    But even in this phase we try to make them suitable for agile.
    Style Tiles
    So we won't make complete designs.
    And if we do design in advance, it must have a clear reason.
  • Or Marketingfacts, where prepared a rough structure on a wall,
    that we could extend during the sprint
    So we won't make complete designs.
    And if we do design in advance, it must have a clear reason.
  • Or Marketingfacts, where prepared a rough structure on a wall,
    that we could extend during the sprint
    So we won't make complete designs.
    And if we do design in advance, it must have a clear reason.
  • 1) make ux part of the team
    2) become a UX facilitator
    3) prototype low-fidelity
    4) research and design up front (but just enough)
    So the title of this talk was UX is Team Work.
    Do I mean with that, that everything should be a compromise?

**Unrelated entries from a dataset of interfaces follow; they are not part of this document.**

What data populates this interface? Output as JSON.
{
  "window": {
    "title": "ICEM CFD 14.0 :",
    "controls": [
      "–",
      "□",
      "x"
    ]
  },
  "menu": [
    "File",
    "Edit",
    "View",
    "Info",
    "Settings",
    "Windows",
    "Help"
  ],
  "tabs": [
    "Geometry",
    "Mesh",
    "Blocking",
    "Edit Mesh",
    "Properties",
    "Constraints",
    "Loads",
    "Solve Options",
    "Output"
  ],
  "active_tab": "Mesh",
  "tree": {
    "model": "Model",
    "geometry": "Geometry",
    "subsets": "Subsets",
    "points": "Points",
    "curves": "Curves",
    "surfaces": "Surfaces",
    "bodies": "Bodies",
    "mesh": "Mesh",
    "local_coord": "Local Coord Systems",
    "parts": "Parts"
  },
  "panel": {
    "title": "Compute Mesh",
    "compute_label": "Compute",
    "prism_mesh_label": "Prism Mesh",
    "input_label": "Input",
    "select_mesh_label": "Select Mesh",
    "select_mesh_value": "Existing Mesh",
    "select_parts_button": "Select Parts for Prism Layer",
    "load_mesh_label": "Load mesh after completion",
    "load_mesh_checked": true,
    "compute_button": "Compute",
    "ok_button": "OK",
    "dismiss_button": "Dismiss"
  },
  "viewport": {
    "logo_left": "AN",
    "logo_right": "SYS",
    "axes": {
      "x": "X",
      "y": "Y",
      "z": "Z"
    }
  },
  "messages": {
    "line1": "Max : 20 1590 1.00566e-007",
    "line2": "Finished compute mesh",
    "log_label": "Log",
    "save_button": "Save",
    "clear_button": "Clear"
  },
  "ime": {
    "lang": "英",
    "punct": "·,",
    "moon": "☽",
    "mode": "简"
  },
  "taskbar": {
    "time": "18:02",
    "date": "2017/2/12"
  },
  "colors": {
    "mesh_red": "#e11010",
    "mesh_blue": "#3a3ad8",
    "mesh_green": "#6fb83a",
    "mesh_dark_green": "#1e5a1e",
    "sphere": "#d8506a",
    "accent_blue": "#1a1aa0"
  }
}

    No way. Contrary actually. Everyone should focus on what they’re best at.
    But whether you like it or not, the eventual User Experience, will be a result of the complete team, from researcher, to copy, to development.
    In that perspective: is waterfall the real compromise.
  • UX Design is Team Work (Agile & UX)

    1. 1. Ruben Bos UX is team work UX cocktail hour Rotterdam Mangrove, 18th of december 2012
    2. 2. about
    3. 3. about us
    4. 4. about agile
    5. 5. about ux
    6. 6. security
    7. 7. false
    8. 8. why are we working agile?
    9. 9. why are we working in teams?
    10. 10. "The biggest irony of the shift to Agile is that it's exactly what the UX world has been seeking for years. Yet now that it's here, we're wholly unprepared for it." Jared Spool
    11. 11. what we’ve learned (and keeps changing)
    12. 12. connecting http://vimeo.com/52861634
    13. 13. more skills, less people
    14. 14. who owns ux?
    15. 15. 1 make ux part of the team
    16. 16. 2 become an ux facilitator
    17. 17. "Yet because we couldn't have fast development iterations, we filled up our toolbox with techniques to deliver fullythought-out designs to the implementors. This left little wiggle room. And we got good at it." Jared Spool (again)
    18. 18. 3 prototype low-fidelity
    19. 19. everything will change
    20. 20. so we better get good at it
    21. 21. 4 research and design up front?
    22. 22. do what’s needed!
    23. 23. 4 research and design up front (but just enough)
    24. 24. to round things up
    25. 25. interested? • UIE.com • JohnnyHolland.org • AgileProductDesign.com ! • Sketchboarding by Adaptive Path
 templates & article: http://bit.ly/uxsketch
    26. 26. thanks for listening! Ruben Bos @rubenbos ruben@mangrove.nl @mangrove